§ Instructions to follow:
Across the entries below, the lines containing "花与贺岁" should be counted and only their number returned.

§ Record excerpts:
◆ ◆ ◆

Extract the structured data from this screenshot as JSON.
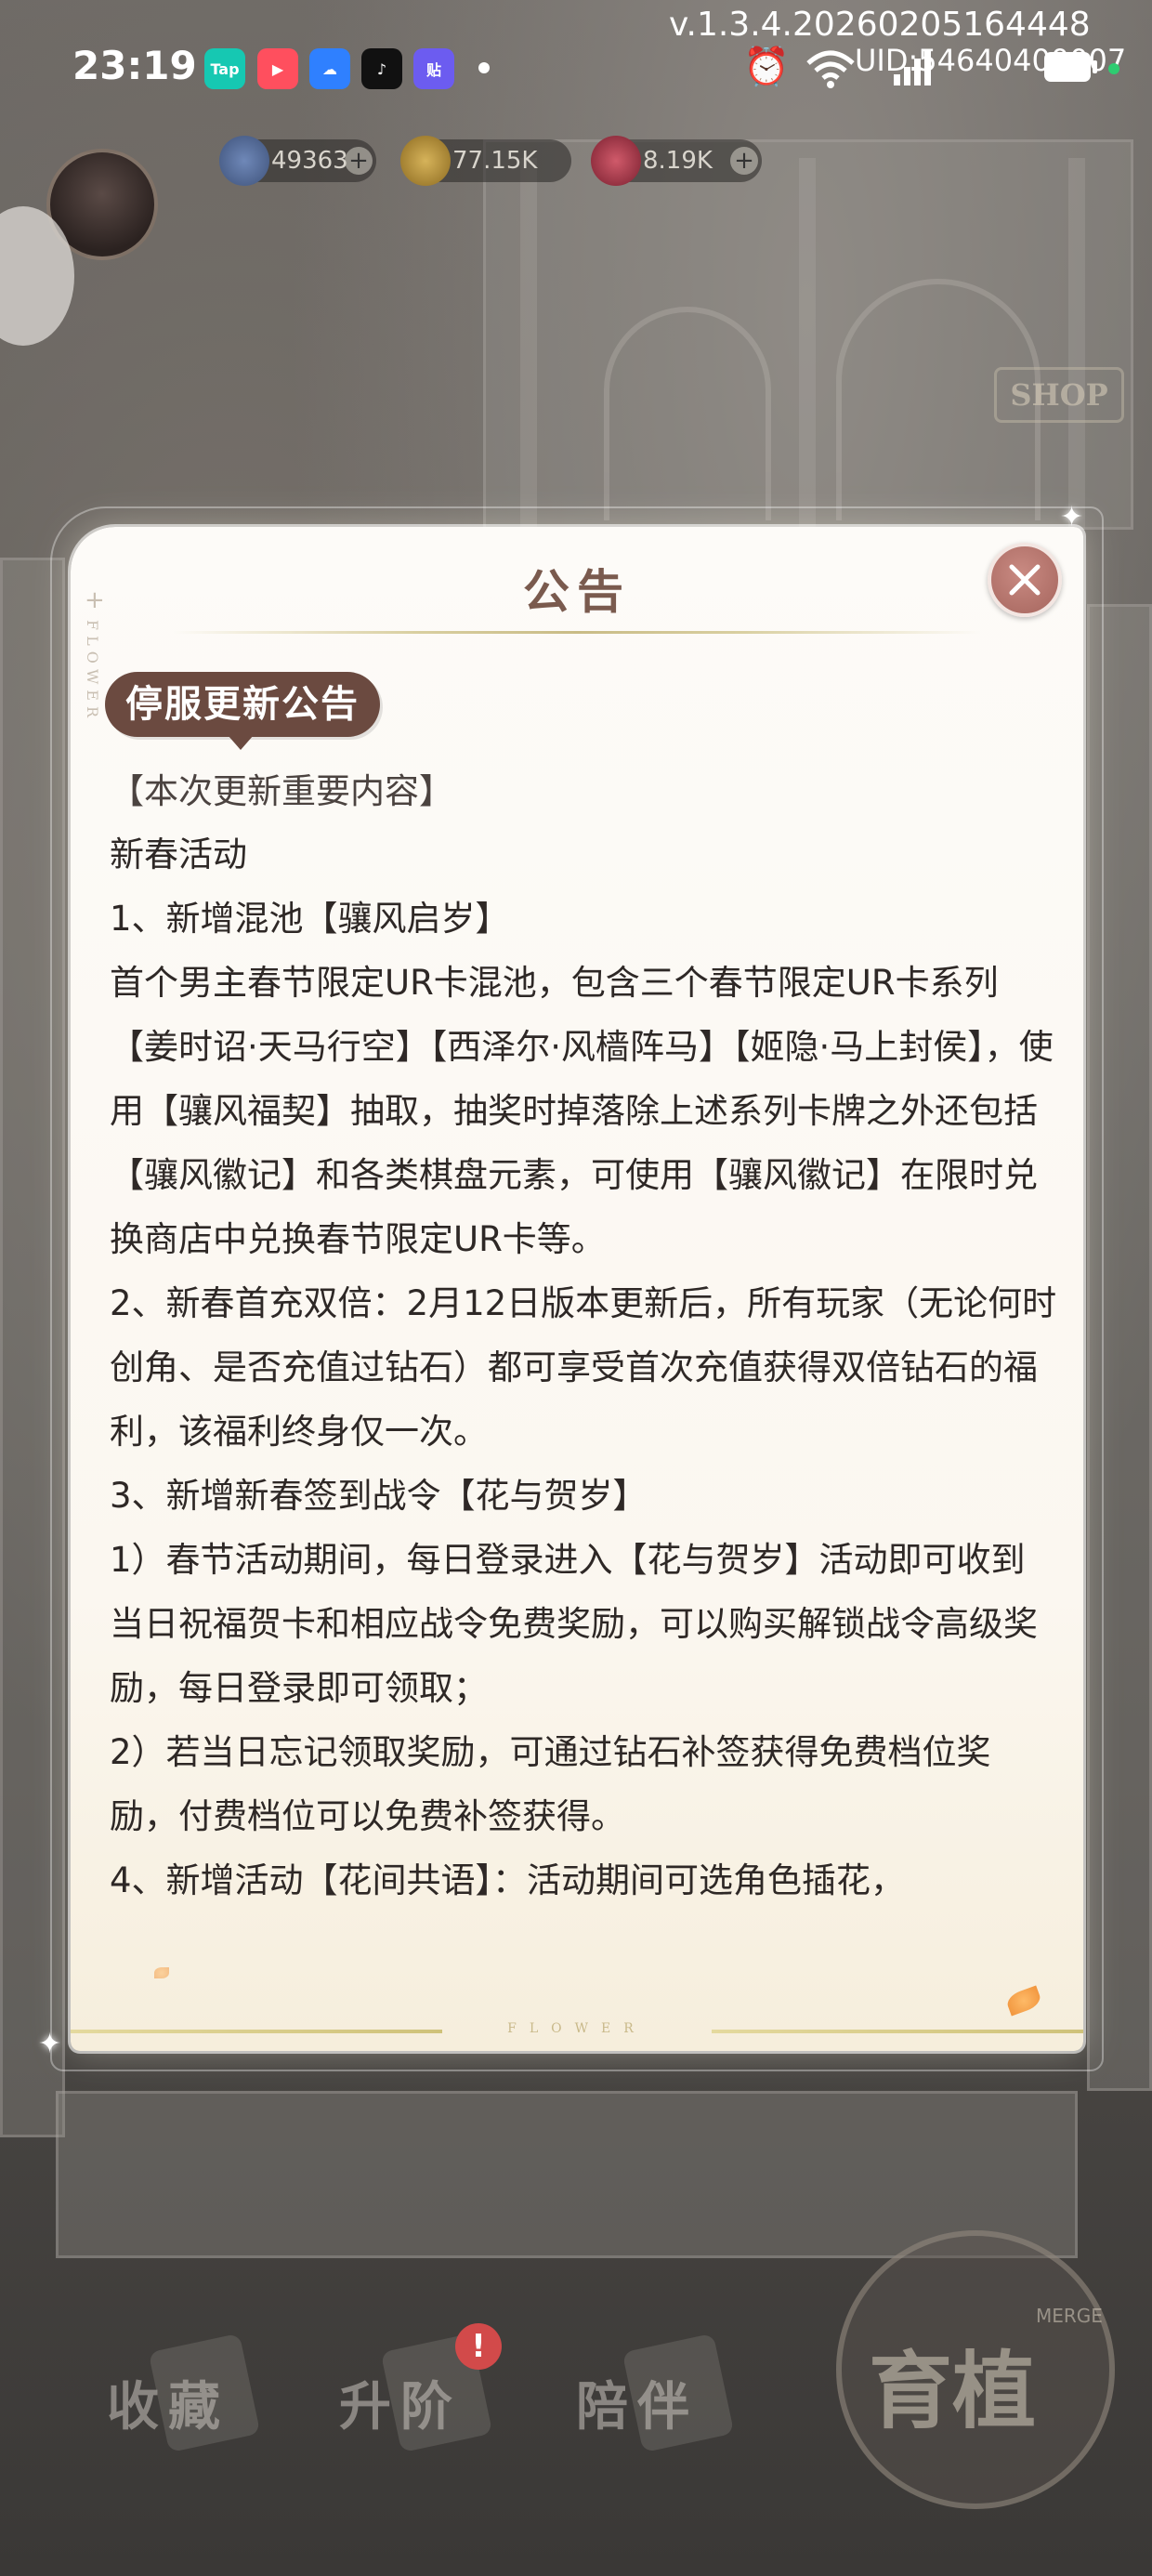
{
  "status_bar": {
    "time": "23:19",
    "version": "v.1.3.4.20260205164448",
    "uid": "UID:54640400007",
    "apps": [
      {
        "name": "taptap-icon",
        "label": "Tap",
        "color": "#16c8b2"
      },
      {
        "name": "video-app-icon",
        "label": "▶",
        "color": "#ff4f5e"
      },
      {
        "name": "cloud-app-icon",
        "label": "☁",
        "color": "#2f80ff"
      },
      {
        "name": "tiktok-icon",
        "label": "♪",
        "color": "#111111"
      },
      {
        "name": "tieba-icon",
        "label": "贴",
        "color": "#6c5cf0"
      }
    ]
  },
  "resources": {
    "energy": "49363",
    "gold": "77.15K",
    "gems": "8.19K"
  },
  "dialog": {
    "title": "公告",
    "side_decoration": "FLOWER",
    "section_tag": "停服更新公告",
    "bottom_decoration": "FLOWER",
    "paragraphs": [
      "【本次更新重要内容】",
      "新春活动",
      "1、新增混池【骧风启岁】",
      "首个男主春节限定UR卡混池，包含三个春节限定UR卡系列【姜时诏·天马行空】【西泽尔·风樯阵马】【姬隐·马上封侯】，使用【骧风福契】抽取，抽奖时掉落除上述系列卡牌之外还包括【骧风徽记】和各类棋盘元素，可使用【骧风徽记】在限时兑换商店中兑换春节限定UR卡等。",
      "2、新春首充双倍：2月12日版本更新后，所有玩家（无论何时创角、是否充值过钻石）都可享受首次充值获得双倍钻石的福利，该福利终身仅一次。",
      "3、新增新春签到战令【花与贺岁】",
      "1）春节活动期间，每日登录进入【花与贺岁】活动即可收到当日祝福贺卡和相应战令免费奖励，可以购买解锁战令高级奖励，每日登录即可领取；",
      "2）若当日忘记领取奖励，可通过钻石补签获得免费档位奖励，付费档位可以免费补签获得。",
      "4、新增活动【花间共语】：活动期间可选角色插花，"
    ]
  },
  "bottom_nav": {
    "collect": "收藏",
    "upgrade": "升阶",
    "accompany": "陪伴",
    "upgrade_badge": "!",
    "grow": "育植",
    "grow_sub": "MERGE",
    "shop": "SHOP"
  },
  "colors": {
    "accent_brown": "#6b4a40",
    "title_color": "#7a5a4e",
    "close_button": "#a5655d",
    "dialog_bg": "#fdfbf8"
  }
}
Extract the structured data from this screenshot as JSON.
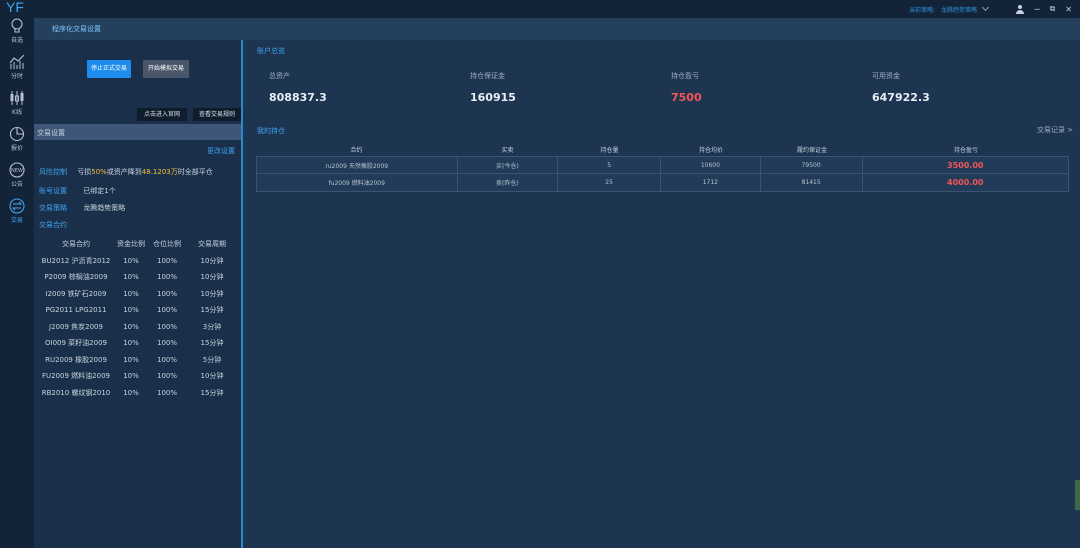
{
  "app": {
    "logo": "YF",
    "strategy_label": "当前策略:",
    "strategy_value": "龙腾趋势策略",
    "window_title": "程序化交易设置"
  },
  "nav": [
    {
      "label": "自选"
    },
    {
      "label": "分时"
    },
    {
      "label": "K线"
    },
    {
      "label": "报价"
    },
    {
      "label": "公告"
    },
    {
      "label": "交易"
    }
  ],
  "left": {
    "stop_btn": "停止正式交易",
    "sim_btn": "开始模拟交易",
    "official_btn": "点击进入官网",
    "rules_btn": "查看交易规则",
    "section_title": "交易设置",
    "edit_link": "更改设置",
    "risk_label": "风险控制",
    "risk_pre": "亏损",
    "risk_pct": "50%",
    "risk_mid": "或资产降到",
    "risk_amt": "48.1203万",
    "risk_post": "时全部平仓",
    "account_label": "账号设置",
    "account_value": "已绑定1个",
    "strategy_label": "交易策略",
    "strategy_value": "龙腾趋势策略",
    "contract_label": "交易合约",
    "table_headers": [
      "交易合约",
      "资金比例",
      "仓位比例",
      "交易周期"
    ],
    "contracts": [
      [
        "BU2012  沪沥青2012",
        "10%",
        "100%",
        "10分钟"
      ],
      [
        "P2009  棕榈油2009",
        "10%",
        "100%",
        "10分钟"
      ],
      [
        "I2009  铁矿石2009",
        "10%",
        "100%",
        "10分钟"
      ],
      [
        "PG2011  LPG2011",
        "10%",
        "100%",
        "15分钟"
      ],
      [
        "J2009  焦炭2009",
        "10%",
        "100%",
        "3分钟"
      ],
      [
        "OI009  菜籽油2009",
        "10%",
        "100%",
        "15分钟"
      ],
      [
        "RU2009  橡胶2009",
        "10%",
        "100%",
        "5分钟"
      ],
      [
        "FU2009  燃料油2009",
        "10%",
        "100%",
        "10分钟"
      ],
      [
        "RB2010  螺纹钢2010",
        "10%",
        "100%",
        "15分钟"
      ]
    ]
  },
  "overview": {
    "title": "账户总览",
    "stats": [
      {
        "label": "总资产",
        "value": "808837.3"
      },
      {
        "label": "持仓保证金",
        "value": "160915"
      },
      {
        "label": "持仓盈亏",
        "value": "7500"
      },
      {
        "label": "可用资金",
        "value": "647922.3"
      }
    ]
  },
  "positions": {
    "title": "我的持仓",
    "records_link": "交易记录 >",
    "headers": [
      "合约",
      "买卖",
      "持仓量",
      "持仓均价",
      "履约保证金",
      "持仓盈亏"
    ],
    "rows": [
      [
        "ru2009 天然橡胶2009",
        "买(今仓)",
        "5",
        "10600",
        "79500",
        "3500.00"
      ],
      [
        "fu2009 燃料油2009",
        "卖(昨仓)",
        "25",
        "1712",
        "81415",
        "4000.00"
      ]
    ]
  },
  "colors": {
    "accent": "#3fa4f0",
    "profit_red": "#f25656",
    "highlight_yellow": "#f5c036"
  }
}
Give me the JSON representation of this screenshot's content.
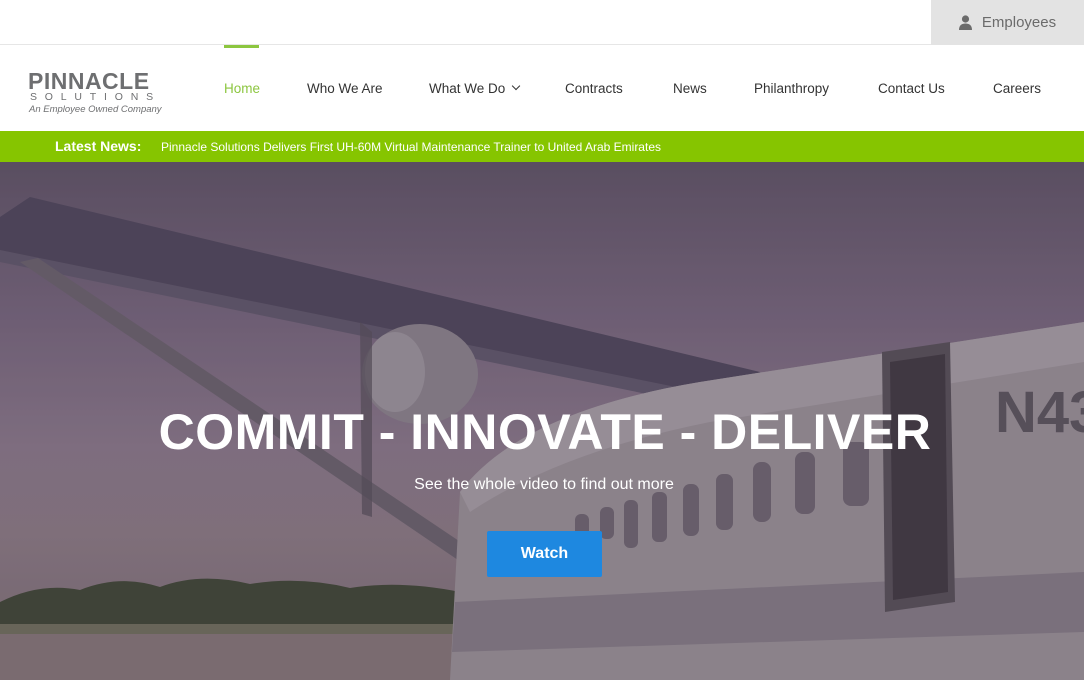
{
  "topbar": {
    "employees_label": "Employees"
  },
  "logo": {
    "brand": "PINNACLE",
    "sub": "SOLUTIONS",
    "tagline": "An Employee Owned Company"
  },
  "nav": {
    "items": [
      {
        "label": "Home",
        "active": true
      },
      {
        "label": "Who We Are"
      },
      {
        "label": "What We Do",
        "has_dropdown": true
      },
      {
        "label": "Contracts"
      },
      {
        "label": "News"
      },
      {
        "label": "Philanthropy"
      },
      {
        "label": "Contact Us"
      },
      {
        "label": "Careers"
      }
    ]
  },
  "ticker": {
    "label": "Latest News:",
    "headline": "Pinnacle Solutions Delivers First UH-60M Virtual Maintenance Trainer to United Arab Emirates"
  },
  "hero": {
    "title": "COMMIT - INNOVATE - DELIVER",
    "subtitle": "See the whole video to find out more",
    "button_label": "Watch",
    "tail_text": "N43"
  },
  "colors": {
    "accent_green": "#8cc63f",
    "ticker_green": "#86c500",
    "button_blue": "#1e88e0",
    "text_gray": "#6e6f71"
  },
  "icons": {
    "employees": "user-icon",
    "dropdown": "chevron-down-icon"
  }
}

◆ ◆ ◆

§ Answer to this exercise:
2